Meet Avery Singer, the Up-and-Coming Artist Breathing New Life into Painting
“The main goal of an artist is to test, explore, and go beyond the existing boundaries,” says Avery Singer, whose idiosyncratic, large-scale pieces are a kaleidoscope of airbrushed waves and droplets that mix cutting-edge digital technology with classic art historical tropes. “I aim to do that with painting.”
The artist’s process is complex, and the resulting works leave viewers questioning where one medium ends and another begins, what is artificial and what is real. First and foremost a painter, Singer uses different types of software popular with engineers and architects to make the 3-D models that serve as the basis for her two-dimensional works, which she creates with a digital airbrushing system, almost a futuristic trompe l’oeil.
Art has always played a vital role in her life. “It was a bohemian childhood surrounded by creative types and beatniks,” says Singer of her New York upbringing. Her father’s job as a full-time projectionist at the Museum of Modern Art allowed her to spend time with the collection before viewing hours.
The exciting possibilities of art making really opened up after her father gifted her a Super 8 camera and a roll of film at age 16. “I shot a single take on that reel of my friend dancing,” Singer recalls. “After we had it developed, we ran the film through an old projector at home, and the effect was mind-blowing—a complete accident. I thought it was the most mysterious and incredible process, and that I had to become an artist. There was no other pursuit so exciting and so mystifying at the same time. It felt a lot bigger than me.”
It’s been a buzzy few years for the young talent, who participated in the 58th edition of the prestigious Venice Biennale, curated by Ralph Rugoff. During the same period, one of her works sold at Sotheby’s New York for more than six times its high estimate. She recently signed on with global juggernaut Hauser & Wirth and showcased her first presentation with the gallery at its Frieze L.A. booth this year. The booth sold out on the opening day.

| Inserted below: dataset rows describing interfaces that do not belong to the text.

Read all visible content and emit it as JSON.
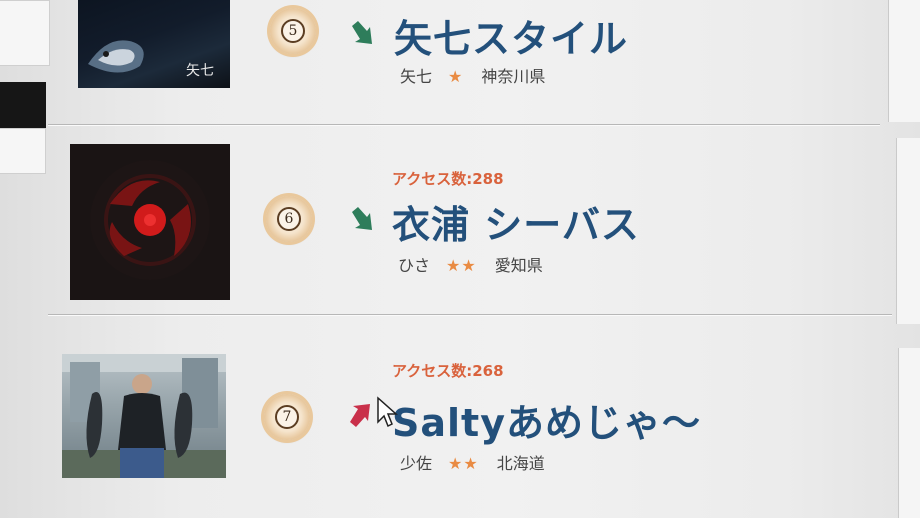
{
  "rankings": [
    {
      "rank": "5",
      "trend": "down",
      "trend_icon": "down-right-arrow-icon",
      "trend_color": "#2e7d5b",
      "access_label": "",
      "access_count": "",
      "title": "矢七スタイル",
      "author": "矢七",
      "stars": "★",
      "prefecture": "神奈川県",
      "thumb_caption": "矢七"
    },
    {
      "rank": "6",
      "trend": "down",
      "trend_icon": "down-right-arrow-icon",
      "trend_color": "#2e7d5b",
      "access_label": "アクセス数:",
      "access_count": "288",
      "title": "衣浦 シーバス",
      "author": "ひさ",
      "stars": "★★",
      "prefecture": "愛知県"
    },
    {
      "rank": "7",
      "trend": "up",
      "trend_icon": "up-right-arrow-icon",
      "trend_color": "#c9304a",
      "access_label": "アクセス数:",
      "access_count": "268",
      "title": "Saltyあめじゃ〜",
      "author": "少佐",
      "stars": "★★",
      "prefecture": "北海道"
    }
  ],
  "colors": {
    "title": "#23507b",
    "access": "#d9623c",
    "stars": "#e98b43",
    "up_arrow": "#c9304a",
    "down_arrow": "#2e7d5b"
  }
}
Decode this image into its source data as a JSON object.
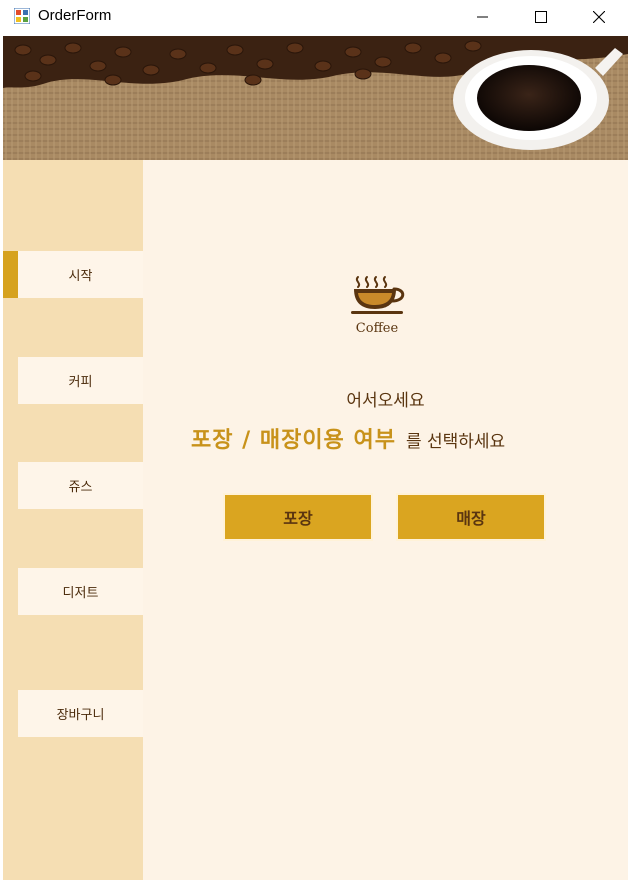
{
  "window": {
    "title": "OrderForm",
    "controls": {
      "minimize": "minimize-icon",
      "maximize": "maximize-icon",
      "close": "close-icon"
    }
  },
  "sidebar": {
    "items": [
      {
        "label": "시작",
        "active": true
      },
      {
        "label": "커피",
        "active": false
      },
      {
        "label": "쥬스",
        "active": false
      },
      {
        "label": "디저트",
        "active": false
      },
      {
        "label": "장바구니",
        "active": false
      }
    ]
  },
  "main": {
    "logo_text": "Coffee",
    "welcome": "어서오세요",
    "question_strong": "포장 / 매장이용 여부",
    "question_rest": "를 선택하세요",
    "buttons": {
      "takeout": "포장",
      "dine_in": "매장"
    }
  },
  "colors": {
    "accent": "#daa520",
    "sidebar_bg": "#f5deb3",
    "content_bg": "#fdf3e6",
    "text_brown": "#5a3510"
  }
}
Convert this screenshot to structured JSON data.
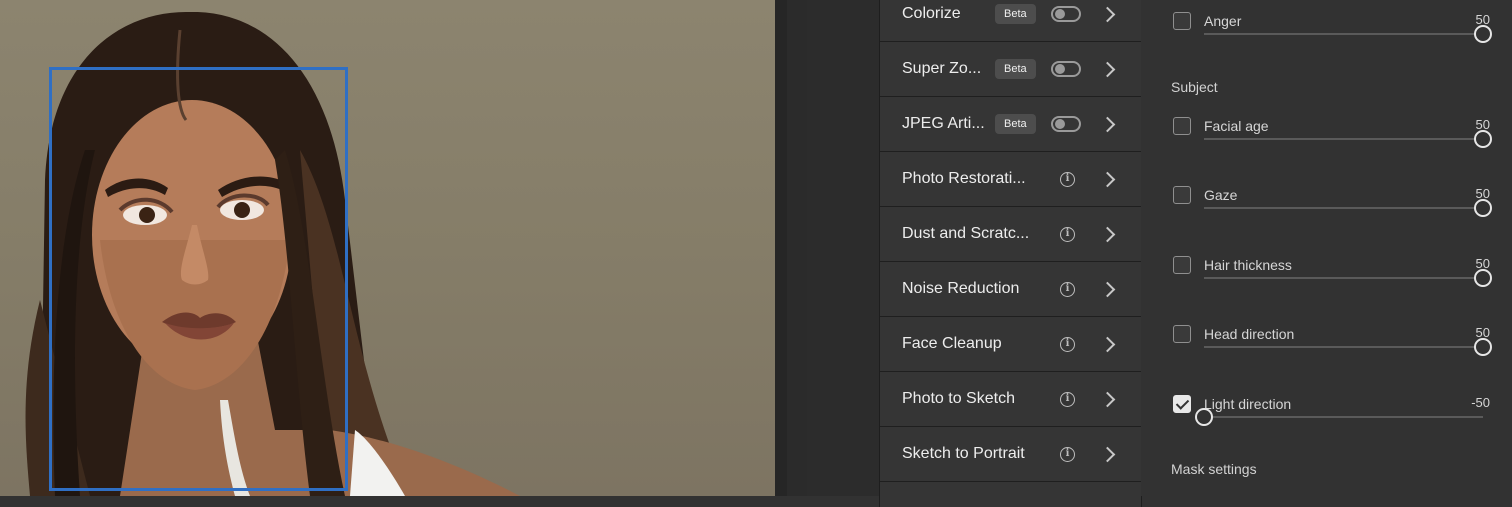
{
  "filters": [
    {
      "label": "Colorize",
      "badge": "Beta",
      "control": "toggle"
    },
    {
      "label": "Super Zo...",
      "badge": "Beta",
      "control": "toggle"
    },
    {
      "label": "JPEG Arti...",
      "badge": "Beta",
      "control": "toggle"
    },
    {
      "label": "Photo Restorati...",
      "control": "info"
    },
    {
      "label": "Dust and Scratc...",
      "control": "info"
    },
    {
      "label": "Noise Reduction",
      "control": "info"
    },
    {
      "label": "Face Cleanup",
      "control": "info"
    },
    {
      "label": "Photo to Sketch",
      "control": "info"
    },
    {
      "label": "Sketch to Portrait",
      "control": "info"
    }
  ],
  "settings": {
    "emotion_rows": [
      {
        "label": "Anger",
        "value": "50",
        "checked": false,
        "level": 1.0
      }
    ],
    "subject_title": "Subject",
    "subject_rows": [
      {
        "label": "Facial age",
        "value": "50",
        "checked": false,
        "level": 1.0
      },
      {
        "label": "Gaze",
        "value": "50",
        "checked": false,
        "level": 1.0
      },
      {
        "label": "Hair thickness",
        "value": "50",
        "checked": false,
        "level": 1.0
      },
      {
        "label": "Head direction",
        "value": "50",
        "checked": false,
        "level": 1.0
      },
      {
        "label": "Light direction",
        "value": "-50",
        "checked": true,
        "level": 0.0
      }
    ],
    "mask_title": "Mask settings"
  },
  "icons": {
    "info": "info-icon",
    "chevron": "chevron-right-icon"
  },
  "colors": {
    "face_box": "#2f6fc4",
    "panel_bg": "#323232",
    "list_bg": "#353535"
  }
}
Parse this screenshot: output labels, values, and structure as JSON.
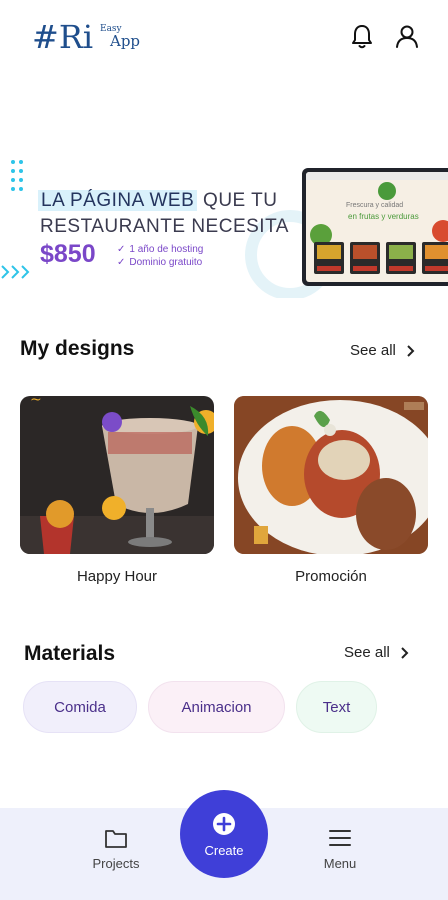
{
  "header": {
    "logo_mark": "#Ri",
    "logo_easy": "Easy",
    "logo_app": "App"
  },
  "banner": {
    "line1_highlight": "LA PÁGINA WEB",
    "line1_rest": " QUE TU",
    "line2": "RESTAURANTE NECESITA",
    "price": "$850",
    "feature1": "1 año de hosting",
    "feature2": "Dominio gratuito",
    "screen_text1": "Frescura y calidad",
    "screen_text2": "en frutas y verduras",
    "colors": {
      "highlight": "#d9f1fb",
      "price": "#7a47c8",
      "dots": "#2ec4e8"
    }
  },
  "designs": {
    "title": "My designs",
    "see_all": "See all",
    "items": [
      {
        "label": "Happy Hour",
        "icon": "cocktail-image"
      },
      {
        "label": "Promoción",
        "icon": "food-plate-image"
      }
    ]
  },
  "materials": {
    "title": "Materials",
    "see_all": "See all",
    "chips": [
      {
        "label": "Comida",
        "color": "#f1effb"
      },
      {
        "label": "Animacion",
        "color": "#fbf0f7"
      },
      {
        "label": "Text",
        "color": "#eefaf3"
      }
    ]
  },
  "nav": {
    "projects": "Projects",
    "create": "Create",
    "menu": "Menu",
    "accent": "#3f3fd8"
  }
}
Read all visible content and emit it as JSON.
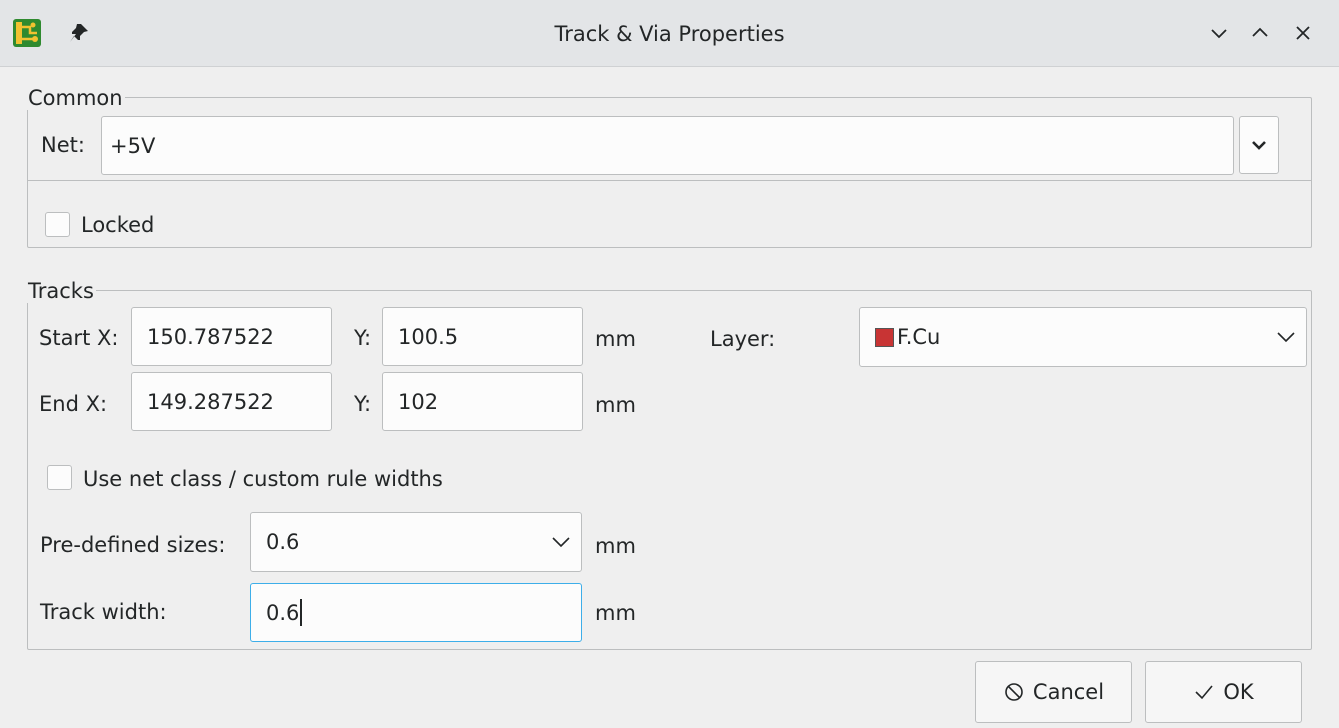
{
  "window": {
    "title": "Track & Via Properties"
  },
  "common": {
    "group_title": "Common",
    "net_label": "Net:",
    "net_value": "+5V",
    "locked_label": "Locked",
    "locked_checked": false
  },
  "tracks": {
    "group_title": "Tracks",
    "start_x_label": "Start X:",
    "start_x_value": "150.787522",
    "start_y_label": "Y:",
    "start_y_value": "100.5",
    "end_x_label": "End X:",
    "end_x_value": "149.287522",
    "end_y_label": "Y:",
    "end_y_value": "102",
    "unit_start": "mm",
    "unit_end": "mm",
    "layer_label": "Layer:",
    "layer_value": "F.Cu",
    "layer_color": "#c83434",
    "netclass_label": "Use net class / custom rule widths",
    "netclass_checked": false,
    "predefined_label": "Pre-defined sizes:",
    "predefined_value": "0.6",
    "unit_predefined": "mm",
    "width_label": "Track width:",
    "width_value": "0.6",
    "unit_width": "mm"
  },
  "buttons": {
    "cancel_label": "Cancel",
    "ok_label": "OK"
  }
}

The new series of heavily layered process paintings depict various states of loneliness and inebriation. While coming from a personal place, “there’s also the traditional European narrative of art history to draw from,” she says of one of the standout works, “the artist, alone at the bar, pondering, melting, drowning in their thoughts.”
A version of this article first appeared in print in our 2020 Spring issue in the section On Our Radar. Subscribe to the magazine.